LISTED RECORDS
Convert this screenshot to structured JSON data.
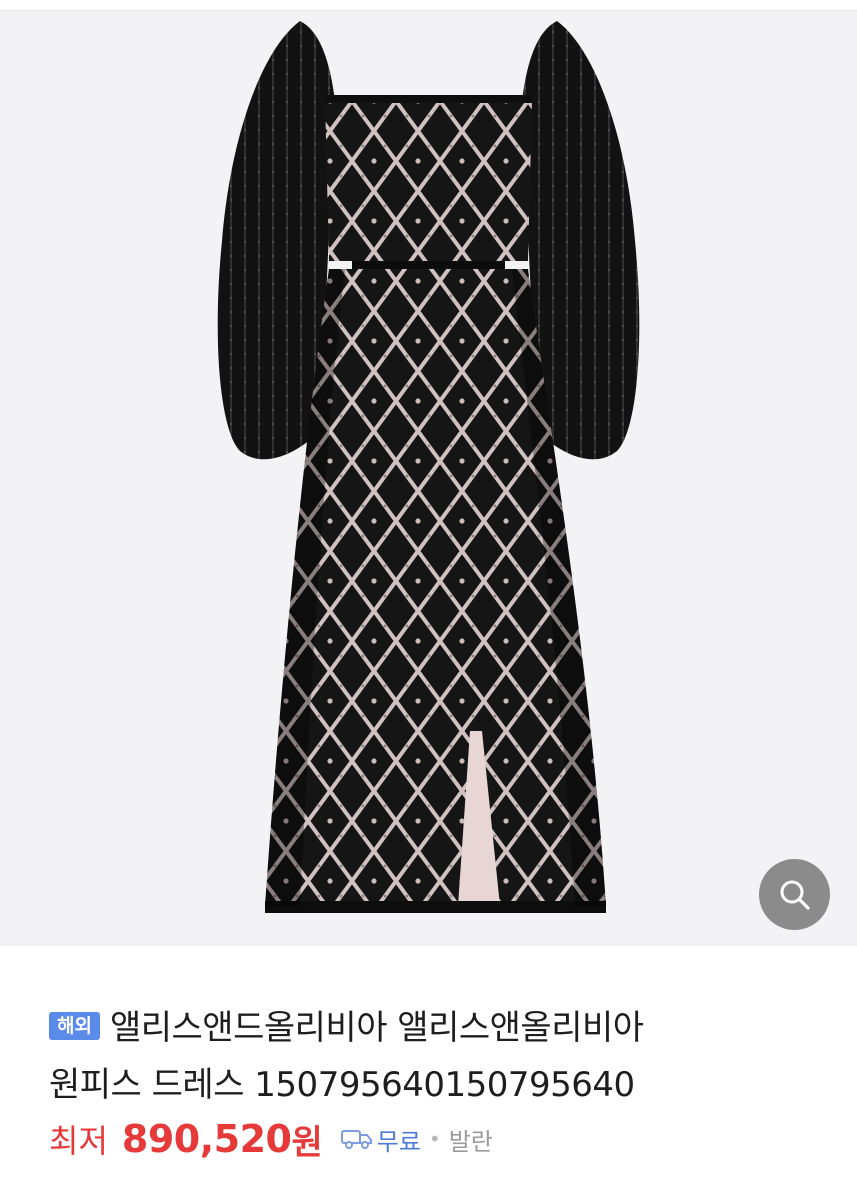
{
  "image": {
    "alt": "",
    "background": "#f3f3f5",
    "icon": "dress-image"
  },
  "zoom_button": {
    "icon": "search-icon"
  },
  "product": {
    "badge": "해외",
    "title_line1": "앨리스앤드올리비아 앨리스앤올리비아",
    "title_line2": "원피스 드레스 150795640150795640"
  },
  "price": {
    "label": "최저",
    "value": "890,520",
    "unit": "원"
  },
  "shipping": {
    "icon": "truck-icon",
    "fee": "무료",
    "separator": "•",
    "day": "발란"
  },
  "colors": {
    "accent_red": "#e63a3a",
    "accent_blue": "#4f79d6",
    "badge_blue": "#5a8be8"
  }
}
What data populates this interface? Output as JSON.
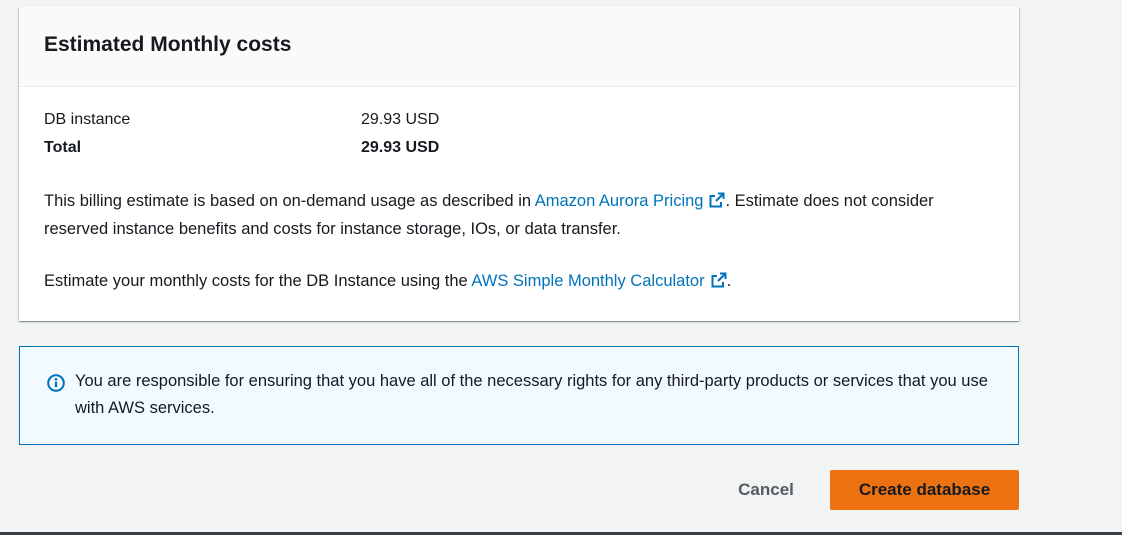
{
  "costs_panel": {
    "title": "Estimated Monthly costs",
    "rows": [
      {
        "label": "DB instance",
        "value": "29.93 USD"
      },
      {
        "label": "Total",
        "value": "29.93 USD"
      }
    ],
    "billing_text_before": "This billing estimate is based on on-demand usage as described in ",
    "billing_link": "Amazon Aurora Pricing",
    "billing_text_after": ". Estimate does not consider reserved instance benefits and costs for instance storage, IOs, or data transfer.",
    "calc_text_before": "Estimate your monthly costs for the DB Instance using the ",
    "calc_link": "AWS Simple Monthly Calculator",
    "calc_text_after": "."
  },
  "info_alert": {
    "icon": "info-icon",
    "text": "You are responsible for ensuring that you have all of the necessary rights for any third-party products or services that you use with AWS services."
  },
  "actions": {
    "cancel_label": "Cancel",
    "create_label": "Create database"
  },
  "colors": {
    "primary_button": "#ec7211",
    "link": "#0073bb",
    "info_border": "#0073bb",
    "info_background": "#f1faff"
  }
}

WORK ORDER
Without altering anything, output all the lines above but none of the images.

ANSWER BOX
Convert this screenshot to structured JSON data.
{
  "image": {
    "alt": "",
    "background": "#f3f3f5",
    "icon": "dress-image"
  },
  "zoom_button": {
    "icon": "search-icon"
  },
  "product": {
    "badge": "해외",
    "title_line1": "앨리스앤드올리비아 앨리스앤올리비아",
    "title_line2": "원피스 드레스 150795640150795640"
  },
  "price": {
    "label": "최저",
    "value": "890,520",
    "unit": "원"
  },
  "shipping": {
    "icon": "truck-icon",
    "fee": "무료",
    "separator": "•",
    "day": "발란"
  },
  "colors": {
    "accent_red": "#e63a3a",
    "accent_blue": "#4f79d6",
    "badge_blue": "#5a8be8"
  }
}
What data populates this interface? Output as JSON.
{
  "costs_panel": {
    "title": "Estimated Monthly costs",
    "rows": [
      {
        "label": "DB instance",
        "value": "29.93 USD"
      },
      {
        "label": "Total",
        "value": "29.93 USD"
      }
    ],
    "billing_text_before": "This billing estimate is based on on-demand usage as described in ",
    "billing_link": "Amazon Aurora Pricing",
    "billing_text_after": ". Estimate does not consider reserved instance benefits and costs for instance storage, IOs, or data transfer.",
    "calc_text_before": "Estimate your monthly costs for the DB Instance using the ",
    "calc_link": "AWS Simple Monthly Calculator",
    "calc_text_after": "."
  },
  "info_alert": {
    "icon": "info-icon",
    "text": "You are responsible for ensuring that you have all of the necessary rights for any third-party products or services that you use with AWS services."
  },
  "actions": {
    "cancel_label": "Cancel",
    "create_label": "Create database"
  },
  "colors": {
    "primary_button": "#ec7211",
    "link": "#0073bb",
    "info_border": "#0073bb",
    "info_background": "#f1faff"
  }
}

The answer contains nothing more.